> [YOUR TASK]:
Set down every entry below exactly as it stands.

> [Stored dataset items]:
★ ★ ★
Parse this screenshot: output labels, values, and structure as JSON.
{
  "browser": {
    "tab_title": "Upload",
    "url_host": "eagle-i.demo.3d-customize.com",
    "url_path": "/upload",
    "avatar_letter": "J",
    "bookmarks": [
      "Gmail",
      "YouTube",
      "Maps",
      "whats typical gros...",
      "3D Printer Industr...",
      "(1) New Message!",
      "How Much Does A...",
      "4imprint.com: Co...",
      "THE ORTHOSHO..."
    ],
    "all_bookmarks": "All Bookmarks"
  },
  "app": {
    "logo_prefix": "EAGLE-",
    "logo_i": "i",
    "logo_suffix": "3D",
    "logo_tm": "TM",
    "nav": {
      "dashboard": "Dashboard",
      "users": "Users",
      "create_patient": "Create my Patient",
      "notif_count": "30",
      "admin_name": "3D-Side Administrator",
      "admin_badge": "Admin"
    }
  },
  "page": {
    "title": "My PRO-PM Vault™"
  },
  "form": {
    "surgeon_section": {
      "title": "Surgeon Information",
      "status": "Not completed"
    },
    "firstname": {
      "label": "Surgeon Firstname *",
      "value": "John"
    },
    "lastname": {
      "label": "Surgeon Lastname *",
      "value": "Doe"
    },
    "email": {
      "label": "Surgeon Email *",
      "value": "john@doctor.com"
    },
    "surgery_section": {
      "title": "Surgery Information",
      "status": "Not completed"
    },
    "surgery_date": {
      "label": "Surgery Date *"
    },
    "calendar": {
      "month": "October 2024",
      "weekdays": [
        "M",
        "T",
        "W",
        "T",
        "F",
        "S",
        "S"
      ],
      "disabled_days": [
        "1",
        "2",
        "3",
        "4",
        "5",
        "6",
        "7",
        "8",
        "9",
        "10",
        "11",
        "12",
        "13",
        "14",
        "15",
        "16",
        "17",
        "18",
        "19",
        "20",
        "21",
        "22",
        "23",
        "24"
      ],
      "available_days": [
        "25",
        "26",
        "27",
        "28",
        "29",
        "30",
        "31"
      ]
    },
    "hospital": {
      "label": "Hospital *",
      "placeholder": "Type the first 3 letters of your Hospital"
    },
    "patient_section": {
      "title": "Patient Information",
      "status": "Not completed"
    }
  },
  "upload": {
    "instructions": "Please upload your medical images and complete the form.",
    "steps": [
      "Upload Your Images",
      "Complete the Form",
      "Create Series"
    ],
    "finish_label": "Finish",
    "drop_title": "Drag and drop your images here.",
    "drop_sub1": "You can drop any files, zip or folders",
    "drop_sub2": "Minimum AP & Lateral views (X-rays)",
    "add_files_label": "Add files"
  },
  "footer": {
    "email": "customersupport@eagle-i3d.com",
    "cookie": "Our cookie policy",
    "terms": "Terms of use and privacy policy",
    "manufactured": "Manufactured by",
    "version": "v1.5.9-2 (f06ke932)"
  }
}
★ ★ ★
> [RESPONSE TO THE TASK]:
Parse this screenshot: output labels, values, and structure as JSON.
{
  "browser": {
    "tab_title": "Upload",
    "url_host": "eagle-i.demo.3d-customize.com",
    "url_path": "/upload",
    "avatar_letter": "J",
    "bookmarks": [
      "Gmail",
      "YouTube",
      "Maps",
      "whats typical gros...",
      "3D Printer Industr...",
      "(1) New Message!",
      "How Much Does A...",
      "4imprint.com: Co...",
      "THE ORTHOSHO..."
    ],
    "all_bookmarks": "All Bookmarks"
  },
  "app": {
    "logo_prefix": "EAGLE-",
    "logo_i": "i",
    "logo_suffix": "3D",
    "logo_tm": "TM",
    "nav": {
      "dashboard": "Dashboard",
      "users": "Users",
      "create_patient": "Create my Patient",
      "notif_count": "30",
      "admin_name": "3D-Side Administrator",
      "admin_badge": "Admin"
    }
  },
  "page": {
    "title": "My PRO-PM Vault™"
  },
  "form": {
    "surgeon_section": {
      "title": "Surgeon Information",
      "status": "Not completed"
    },
    "firstname": {
      "label": "Surgeon Firstname *",
      "value": "John"
    },
    "lastname": {
      "label": "Surgeon Lastname *",
      "value": "Doe"
    },
    "email": {
      "label": "Surgeon Email *",
      "value": "john@doctor.com"
    },
    "surgery_section": {
      "title": "Surgery Information",
      "status": "Not completed"
    },
    "surgery_date": {
      "label": "Surgery Date *"
    },
    "calendar": {
      "month": "October 2024",
      "weekdays": [
        "M",
        "T",
        "W",
        "T",
        "F",
        "S",
        "S"
      ],
      "disabled_days": [
        "1",
        "2",
        "3",
        "4",
        "5",
        "6",
        "7",
        "8",
        "9",
        "10",
        "11",
        "12",
        "13",
        "14",
        "15",
        "16",
        "17",
        "18",
        "19",
        "20",
        "21",
        "22",
        "23",
        "24"
      ],
      "available_days": [
        "25",
        "26",
        "27",
        "28",
        "29",
        "30",
        "31"
      ]
    },
    "hospital": {
      "label": "Hospital *",
      "placeholder": "Type the first 3 letters of your Hospital"
    },
    "patient_section": {
      "title": "Patient Information",
      "status": "Not completed"
    }
  },
  "upload": {
    "instructions": "Please upload your medical images and complete the form.",
    "steps": [
      "Upload Your Images",
      "Complete the Form",
      "Create Series"
    ],
    "finish_label": "Finish",
    "drop_title": "Drag and drop your images here.",
    "drop_sub1": "You can drop any files, zip or folders",
    "drop_sub2": "Minimum AP & Lateral views (X-rays)",
    "add_files_label": "Add files"
  },
  "footer": {
    "email": "customersupport@eagle-i3d.com",
    "cookie": "Our cookie policy",
    "terms": "Terms of use and privacy policy",
    "manufactured": "Manufactured by",
    "version": "v1.5.9-2 (f06ke932)"
  }
}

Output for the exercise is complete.